Data records for software interfaces
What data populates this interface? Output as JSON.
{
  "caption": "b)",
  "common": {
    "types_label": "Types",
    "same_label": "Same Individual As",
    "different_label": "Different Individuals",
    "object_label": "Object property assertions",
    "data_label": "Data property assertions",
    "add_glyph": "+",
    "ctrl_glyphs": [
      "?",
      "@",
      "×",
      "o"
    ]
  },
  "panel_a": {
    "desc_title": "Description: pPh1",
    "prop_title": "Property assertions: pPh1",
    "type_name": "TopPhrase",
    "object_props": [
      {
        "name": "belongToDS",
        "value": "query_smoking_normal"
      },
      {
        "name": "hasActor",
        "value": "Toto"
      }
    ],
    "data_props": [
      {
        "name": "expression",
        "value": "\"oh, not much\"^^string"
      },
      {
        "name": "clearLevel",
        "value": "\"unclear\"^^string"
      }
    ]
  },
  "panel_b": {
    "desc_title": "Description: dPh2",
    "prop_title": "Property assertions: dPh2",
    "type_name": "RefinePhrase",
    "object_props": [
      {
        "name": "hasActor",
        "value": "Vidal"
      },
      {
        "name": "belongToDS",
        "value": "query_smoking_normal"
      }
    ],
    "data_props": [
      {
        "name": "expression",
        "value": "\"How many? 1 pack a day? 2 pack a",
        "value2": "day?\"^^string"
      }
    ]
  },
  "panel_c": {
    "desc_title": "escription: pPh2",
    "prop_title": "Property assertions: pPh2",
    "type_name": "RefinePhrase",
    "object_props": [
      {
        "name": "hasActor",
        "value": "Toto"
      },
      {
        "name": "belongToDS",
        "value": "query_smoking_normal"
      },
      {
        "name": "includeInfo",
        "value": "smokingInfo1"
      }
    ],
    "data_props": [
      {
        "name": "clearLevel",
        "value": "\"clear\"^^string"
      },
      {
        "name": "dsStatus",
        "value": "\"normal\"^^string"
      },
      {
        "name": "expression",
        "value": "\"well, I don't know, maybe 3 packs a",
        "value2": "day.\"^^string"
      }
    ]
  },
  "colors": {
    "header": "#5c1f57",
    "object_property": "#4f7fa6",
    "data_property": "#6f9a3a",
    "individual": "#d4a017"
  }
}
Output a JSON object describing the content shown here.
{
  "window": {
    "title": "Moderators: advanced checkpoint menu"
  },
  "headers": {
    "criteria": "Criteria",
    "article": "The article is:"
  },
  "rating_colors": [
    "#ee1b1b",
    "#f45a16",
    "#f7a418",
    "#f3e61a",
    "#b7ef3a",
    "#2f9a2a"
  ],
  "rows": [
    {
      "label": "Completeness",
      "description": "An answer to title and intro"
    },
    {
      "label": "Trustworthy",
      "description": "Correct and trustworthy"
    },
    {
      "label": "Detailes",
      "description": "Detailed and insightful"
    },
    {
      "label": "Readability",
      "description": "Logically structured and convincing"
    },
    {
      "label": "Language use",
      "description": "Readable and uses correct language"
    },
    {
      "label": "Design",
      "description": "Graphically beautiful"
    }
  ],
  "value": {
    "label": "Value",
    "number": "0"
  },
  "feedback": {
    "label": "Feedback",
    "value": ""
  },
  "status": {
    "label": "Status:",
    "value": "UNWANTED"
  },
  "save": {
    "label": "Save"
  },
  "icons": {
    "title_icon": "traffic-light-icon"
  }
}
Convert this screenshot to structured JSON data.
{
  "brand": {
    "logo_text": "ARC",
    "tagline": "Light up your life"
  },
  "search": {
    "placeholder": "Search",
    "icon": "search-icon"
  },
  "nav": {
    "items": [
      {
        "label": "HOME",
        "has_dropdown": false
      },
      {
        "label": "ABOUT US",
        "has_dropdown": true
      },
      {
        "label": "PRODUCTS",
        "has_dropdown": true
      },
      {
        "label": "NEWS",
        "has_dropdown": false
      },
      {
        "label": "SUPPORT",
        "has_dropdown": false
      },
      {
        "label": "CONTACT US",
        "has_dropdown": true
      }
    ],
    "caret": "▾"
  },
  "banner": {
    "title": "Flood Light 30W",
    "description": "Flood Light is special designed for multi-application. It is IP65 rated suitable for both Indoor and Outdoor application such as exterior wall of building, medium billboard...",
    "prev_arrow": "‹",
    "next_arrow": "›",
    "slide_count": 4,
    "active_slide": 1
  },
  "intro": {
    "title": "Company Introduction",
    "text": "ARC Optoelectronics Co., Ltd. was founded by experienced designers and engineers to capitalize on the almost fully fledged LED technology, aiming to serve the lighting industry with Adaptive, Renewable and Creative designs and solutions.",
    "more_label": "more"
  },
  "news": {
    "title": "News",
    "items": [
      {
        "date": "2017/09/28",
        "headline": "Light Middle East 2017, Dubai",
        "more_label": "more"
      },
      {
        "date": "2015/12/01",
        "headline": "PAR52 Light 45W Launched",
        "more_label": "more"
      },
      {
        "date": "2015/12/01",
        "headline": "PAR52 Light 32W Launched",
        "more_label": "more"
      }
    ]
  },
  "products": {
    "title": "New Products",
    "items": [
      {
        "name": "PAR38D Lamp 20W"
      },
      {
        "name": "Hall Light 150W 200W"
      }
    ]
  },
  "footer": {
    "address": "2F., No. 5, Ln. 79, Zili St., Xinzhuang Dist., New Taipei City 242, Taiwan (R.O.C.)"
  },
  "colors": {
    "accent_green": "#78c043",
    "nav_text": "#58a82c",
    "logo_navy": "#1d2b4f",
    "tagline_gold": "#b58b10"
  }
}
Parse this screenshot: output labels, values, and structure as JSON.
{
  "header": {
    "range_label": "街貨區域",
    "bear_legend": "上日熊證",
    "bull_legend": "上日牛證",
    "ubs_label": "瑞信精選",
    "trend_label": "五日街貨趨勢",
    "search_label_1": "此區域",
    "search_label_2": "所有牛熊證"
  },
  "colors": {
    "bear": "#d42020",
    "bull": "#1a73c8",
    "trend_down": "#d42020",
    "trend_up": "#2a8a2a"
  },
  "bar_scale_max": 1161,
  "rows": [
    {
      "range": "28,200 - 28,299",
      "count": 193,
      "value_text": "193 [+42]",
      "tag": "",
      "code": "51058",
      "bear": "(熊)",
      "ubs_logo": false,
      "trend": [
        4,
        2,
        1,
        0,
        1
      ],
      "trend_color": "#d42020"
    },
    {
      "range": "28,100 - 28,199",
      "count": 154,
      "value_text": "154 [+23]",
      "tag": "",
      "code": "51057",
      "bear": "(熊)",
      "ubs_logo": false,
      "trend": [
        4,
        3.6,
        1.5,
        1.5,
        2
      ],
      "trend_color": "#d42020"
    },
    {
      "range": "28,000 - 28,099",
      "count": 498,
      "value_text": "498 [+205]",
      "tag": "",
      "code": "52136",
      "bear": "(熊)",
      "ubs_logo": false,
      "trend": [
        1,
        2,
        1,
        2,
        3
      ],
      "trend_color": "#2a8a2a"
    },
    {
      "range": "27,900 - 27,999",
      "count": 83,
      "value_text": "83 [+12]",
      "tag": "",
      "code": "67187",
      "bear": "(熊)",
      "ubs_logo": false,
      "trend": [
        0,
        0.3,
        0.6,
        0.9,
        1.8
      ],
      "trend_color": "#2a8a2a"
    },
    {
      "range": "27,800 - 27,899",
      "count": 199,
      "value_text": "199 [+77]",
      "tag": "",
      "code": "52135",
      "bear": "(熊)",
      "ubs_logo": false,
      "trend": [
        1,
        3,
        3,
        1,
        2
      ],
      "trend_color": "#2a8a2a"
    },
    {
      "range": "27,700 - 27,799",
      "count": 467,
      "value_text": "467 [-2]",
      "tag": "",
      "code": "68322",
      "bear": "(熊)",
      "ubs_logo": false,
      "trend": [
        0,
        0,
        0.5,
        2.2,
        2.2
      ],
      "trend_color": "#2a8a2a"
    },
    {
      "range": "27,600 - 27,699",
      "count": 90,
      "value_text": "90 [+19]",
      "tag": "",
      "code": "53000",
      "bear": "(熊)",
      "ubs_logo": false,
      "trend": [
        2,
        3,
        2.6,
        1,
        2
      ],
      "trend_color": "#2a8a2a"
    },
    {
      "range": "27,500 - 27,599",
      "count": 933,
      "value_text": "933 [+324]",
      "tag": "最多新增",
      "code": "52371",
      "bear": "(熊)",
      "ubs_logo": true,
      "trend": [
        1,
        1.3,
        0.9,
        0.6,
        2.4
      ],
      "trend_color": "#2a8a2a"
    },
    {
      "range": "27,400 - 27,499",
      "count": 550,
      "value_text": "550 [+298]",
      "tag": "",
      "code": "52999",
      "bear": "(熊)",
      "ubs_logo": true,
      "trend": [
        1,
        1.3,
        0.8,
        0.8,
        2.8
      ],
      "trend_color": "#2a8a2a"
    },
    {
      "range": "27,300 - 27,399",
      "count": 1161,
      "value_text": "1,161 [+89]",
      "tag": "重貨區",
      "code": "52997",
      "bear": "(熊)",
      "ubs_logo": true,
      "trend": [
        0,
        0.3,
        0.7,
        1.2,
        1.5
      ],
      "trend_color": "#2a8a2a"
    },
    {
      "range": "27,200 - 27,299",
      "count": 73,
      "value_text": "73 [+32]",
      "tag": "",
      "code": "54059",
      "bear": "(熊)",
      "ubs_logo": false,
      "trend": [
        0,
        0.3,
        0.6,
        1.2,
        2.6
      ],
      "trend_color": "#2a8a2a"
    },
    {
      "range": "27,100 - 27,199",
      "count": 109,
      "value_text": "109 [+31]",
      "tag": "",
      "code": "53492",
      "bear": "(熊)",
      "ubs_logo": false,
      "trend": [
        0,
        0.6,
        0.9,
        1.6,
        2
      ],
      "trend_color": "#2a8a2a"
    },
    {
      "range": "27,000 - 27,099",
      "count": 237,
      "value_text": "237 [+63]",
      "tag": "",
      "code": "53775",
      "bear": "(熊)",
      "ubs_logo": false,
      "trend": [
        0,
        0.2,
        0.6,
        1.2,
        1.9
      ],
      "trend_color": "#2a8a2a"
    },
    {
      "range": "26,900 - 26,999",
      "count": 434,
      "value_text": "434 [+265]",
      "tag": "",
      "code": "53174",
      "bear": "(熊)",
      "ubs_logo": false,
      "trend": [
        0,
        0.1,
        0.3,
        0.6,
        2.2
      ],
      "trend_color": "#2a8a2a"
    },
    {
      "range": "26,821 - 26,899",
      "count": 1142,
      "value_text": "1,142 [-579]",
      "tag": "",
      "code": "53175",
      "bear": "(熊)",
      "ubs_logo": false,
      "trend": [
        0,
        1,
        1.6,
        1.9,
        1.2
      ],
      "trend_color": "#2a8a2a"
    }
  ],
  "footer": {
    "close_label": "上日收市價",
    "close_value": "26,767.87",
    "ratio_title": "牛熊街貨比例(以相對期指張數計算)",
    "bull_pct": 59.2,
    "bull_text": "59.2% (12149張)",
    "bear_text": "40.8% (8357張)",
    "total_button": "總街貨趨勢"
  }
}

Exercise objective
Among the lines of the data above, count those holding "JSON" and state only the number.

Reply
4